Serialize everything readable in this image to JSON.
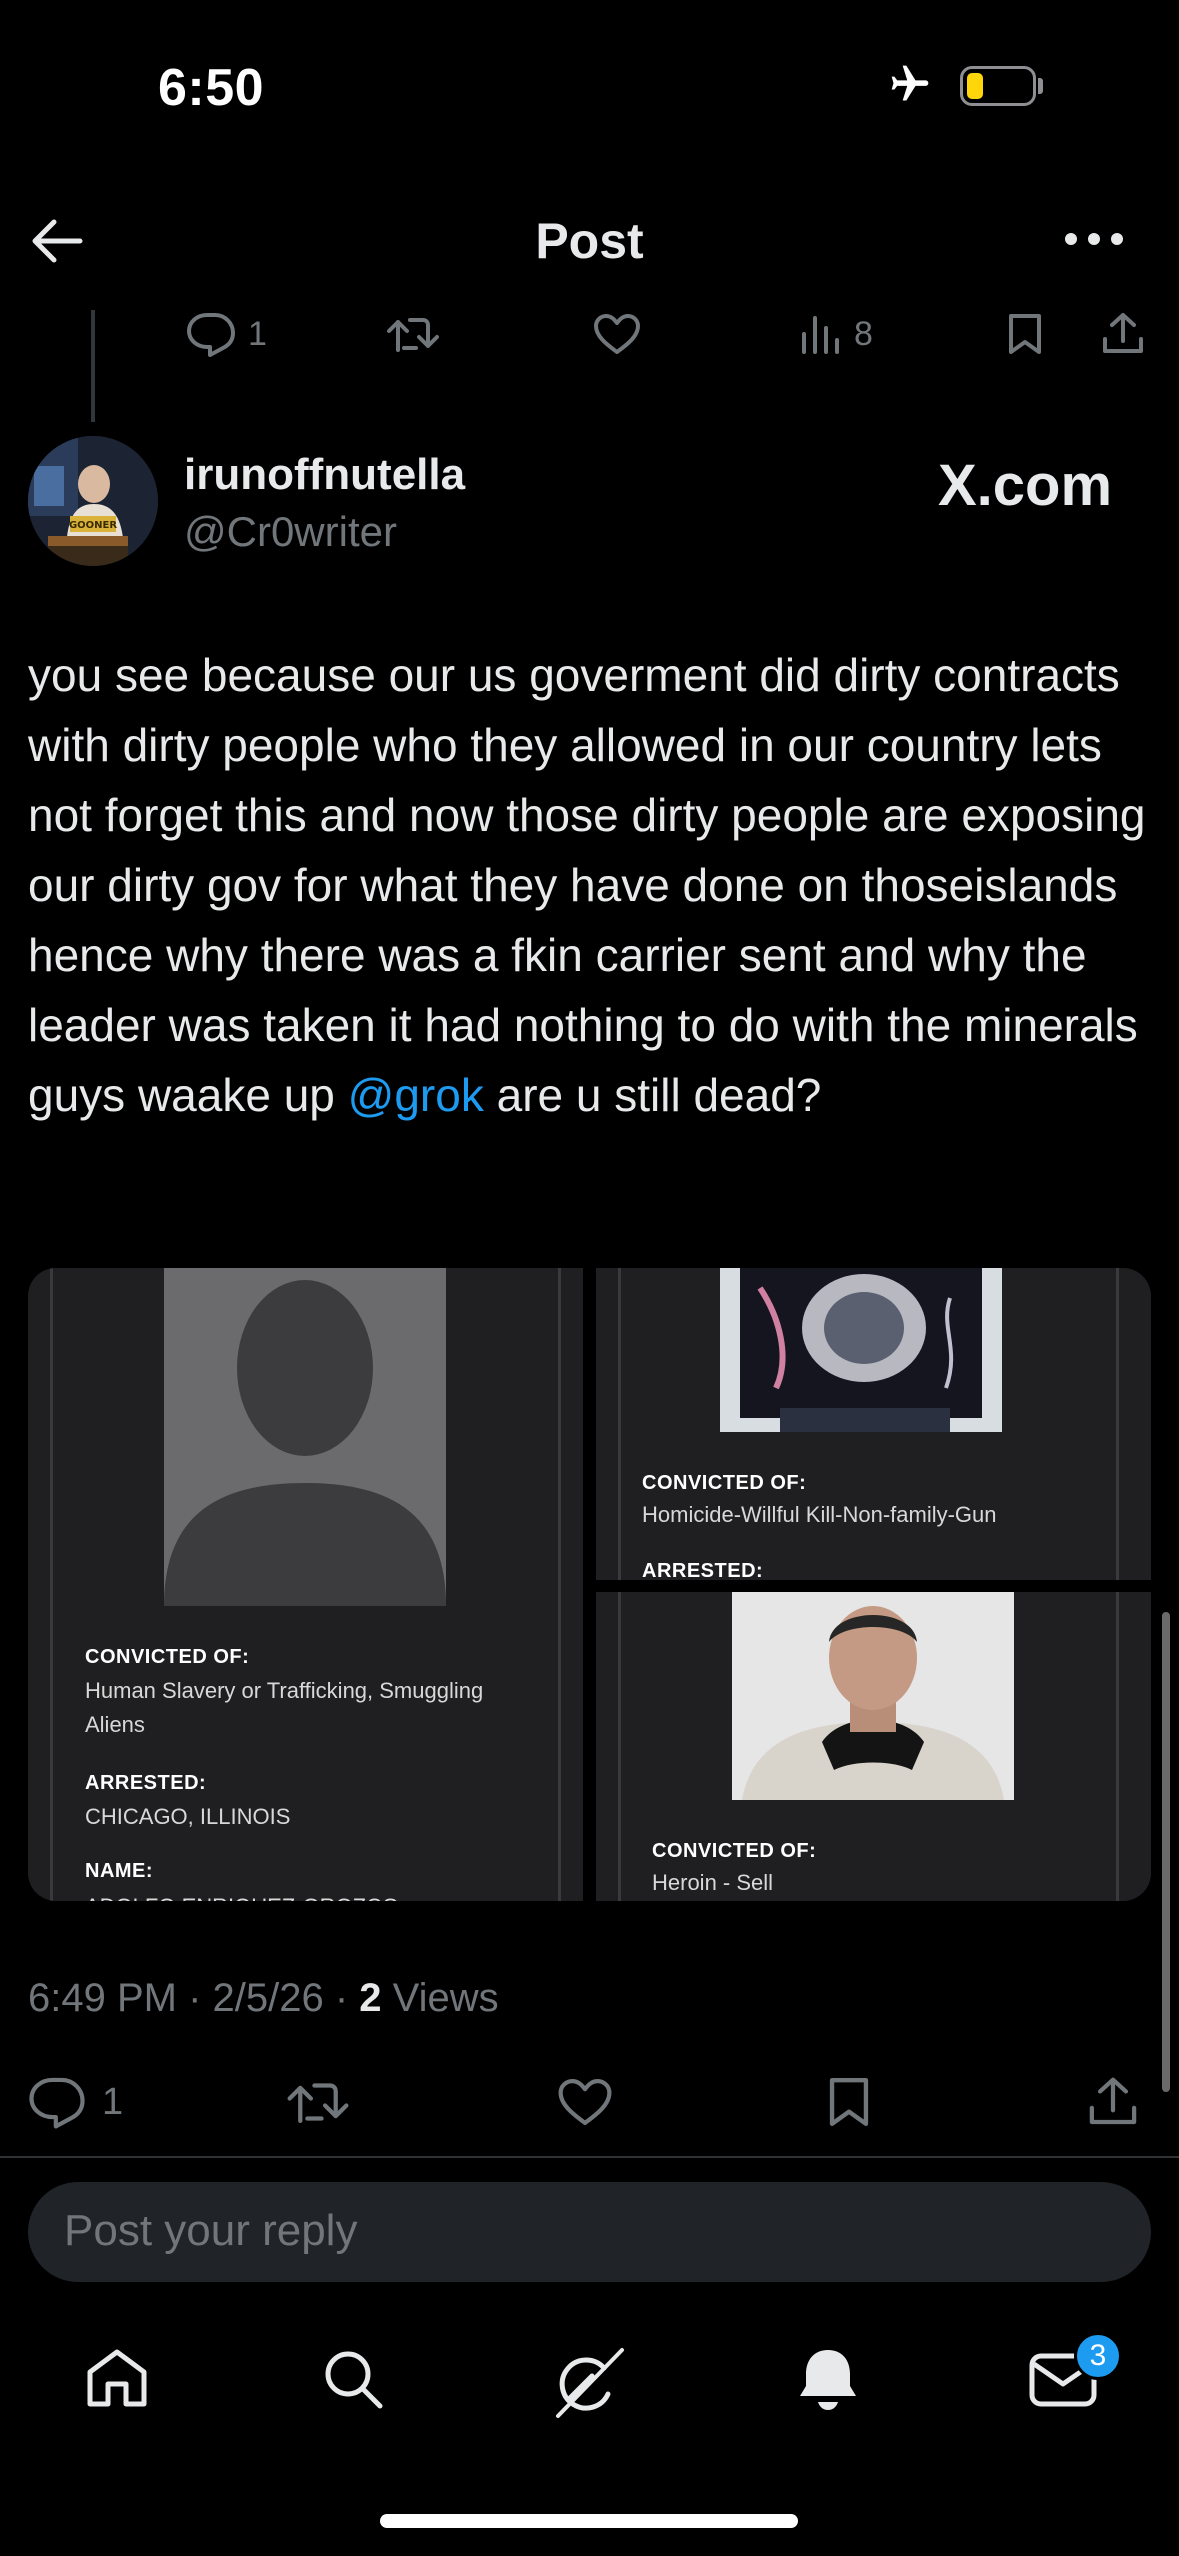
{
  "status_bar": {
    "time": "6:50",
    "battery_color": "#ffd60a"
  },
  "header": {
    "title": "Post"
  },
  "previous_post_actions": {
    "reply_count": "1",
    "views_count": "8"
  },
  "author": {
    "name": "irunoffnutella",
    "handle": "@Cr0writer",
    "avatar_label": "GOONER",
    "source_label": "X.com"
  },
  "tweet": {
    "text": "you see because our us goverment did dirty contracts with dirty people who they allowed in our country lets not forget this and now those dirty people are exposing our dirty gov for what they have done on thoseislands hence why there was a fkin carrier sent and why the leader was taken it had nothing to do with the minerals guys waake up ",
    "mention": "@grok",
    "text_end": " are u still dead?"
  },
  "media": {
    "card1": {
      "convicted_label": "CONVICTED OF:",
      "convicted_value_1": "Human Slavery or Trafficking, Smuggling",
      "convicted_value_2": "Aliens",
      "arrested_label": "ARRESTED:",
      "arrested_value": "CHICAGO, ILLINOIS",
      "name_label": "NAME:",
      "name_value": "ADOLFO ENRIQUEZ-OROZCO"
    },
    "card2": {
      "convicted_label": "CONVICTED OF:",
      "convicted_value": "Homicide-Willful Kill-Non-family-Gun",
      "arrested_label": "ARRESTED:"
    },
    "card3": {
      "convicted_label": "CONVICTED OF:",
      "convicted_value": "Heroin - Sell"
    }
  },
  "meta": {
    "time": "6:49 PM",
    "sep": " · ",
    "date": "2/5/26",
    "views_count": "2",
    "views_label": " Views"
  },
  "actions": {
    "reply_count": "1"
  },
  "reply": {
    "placeholder": "Post your reply"
  },
  "nav": {
    "messages_badge": "3"
  },
  "colors": {
    "accent": "#1d9bf0",
    "background": "#000000",
    "muted": "#71767b"
  }
}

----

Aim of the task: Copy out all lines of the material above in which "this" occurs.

Answer area:
Serialize everything readable in this image to JSON.
    "text": "you see because our us goverment did dirty contracts with dirty people who they allowed in our country lets not forget this and now those dirty people are exposing our dirty gov for what they have done on thoseislands hence why there was a fkin carrier sent and why the leader was taken it had nothing to do with the minerals guys waake up ",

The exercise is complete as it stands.